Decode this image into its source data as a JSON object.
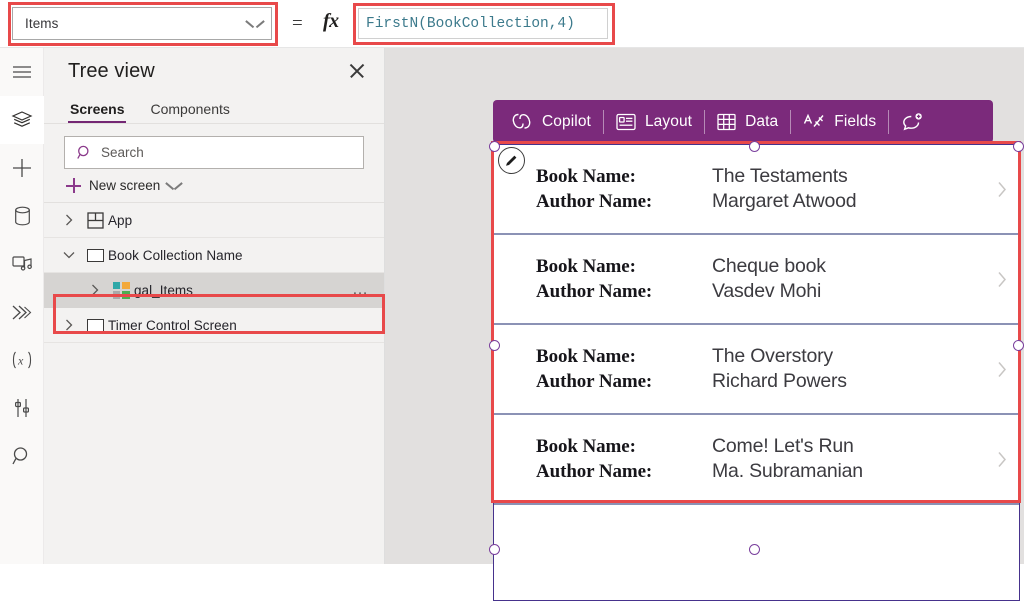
{
  "formula_bar": {
    "property_selected": "Items",
    "equals": "=",
    "fx": "fx",
    "formula": "FirstN(BookCollection,4)",
    "formula_color": "#3c7a8c"
  },
  "left_rail": {
    "items": [
      {
        "name": "hamburger-menu-icon",
        "active": false
      },
      {
        "name": "tree-view-icon",
        "active": true
      },
      {
        "name": "insert-icon",
        "active": false
      },
      {
        "name": "data-icon",
        "active": false
      },
      {
        "name": "media-icon",
        "active": false
      },
      {
        "name": "power-automate-icon",
        "active": false
      },
      {
        "name": "variables-icon",
        "active": false
      },
      {
        "name": "tools-icon",
        "active": false
      },
      {
        "name": "search-rail-icon",
        "active": false
      }
    ]
  },
  "tree_panel": {
    "title": "Tree view",
    "close_label": "Close",
    "tabs": [
      {
        "label": "Screens",
        "selected": true
      },
      {
        "label": "Components",
        "selected": false
      }
    ],
    "search": {
      "placeholder": "Search",
      "value": ""
    },
    "new_screen": {
      "label": "New screen"
    },
    "rows": [
      {
        "label": "App",
        "icon": "app-icon",
        "indent": 0,
        "expanded": false,
        "selected": false,
        "ellipsis": false
      },
      {
        "label": "Book Collection Name",
        "icon": "screen-icon",
        "indent": 1,
        "expanded": true,
        "selected": false,
        "ellipsis": false
      },
      {
        "label": "gal_Items",
        "icon": "gallery-icon",
        "indent": 2,
        "expanded": false,
        "selected": true,
        "ellipsis": true
      },
      {
        "label": "Timer Control Screen",
        "icon": "screen-icon",
        "indent": 1,
        "expanded": false,
        "selected": false,
        "ellipsis": false
      }
    ]
  },
  "canvas": {
    "toolbar": {
      "background": "#7b2a7b",
      "items": [
        {
          "label": "Copilot",
          "icon": "copilot-icon"
        },
        {
          "label": "Layout",
          "icon": "layout-icon"
        },
        {
          "label": "Data",
          "icon": "data-grid-icon"
        },
        {
          "label": "Fields",
          "icon": "fields-icon"
        }
      ],
      "feedback_icon": "add-comment-icon"
    },
    "gallery": {
      "name": "gal_Items",
      "border_color": "#46328c",
      "book_label": "Book Name:",
      "author_label": "Author Name:",
      "rows": [
        {
          "book": "The Testaments",
          "author": "Margaret Atwood"
        },
        {
          "book": "Cheque book",
          "author": "Vasdev Mohi"
        },
        {
          "book": "The Overstory",
          "author": "Richard Powers"
        },
        {
          "book": "Come! Let's Run",
          "author": "Ma. Subramanian"
        }
      ],
      "edit_badge_icon": "pencil-edit-icon"
    }
  },
  "annotations": {
    "color": "#e8494a",
    "boxes": [
      {
        "name": "property-dropdown-highlight"
      },
      {
        "name": "formula-input-highlight"
      },
      {
        "name": "gal-items-row-highlight"
      },
      {
        "name": "gallery-canvas-highlight"
      }
    ]
  }
}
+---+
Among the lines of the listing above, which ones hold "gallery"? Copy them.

▶ [Written solution]:
        "icon": "gallery-icon",
    "gallery": {
        "name": "gallery-canvas-highlight"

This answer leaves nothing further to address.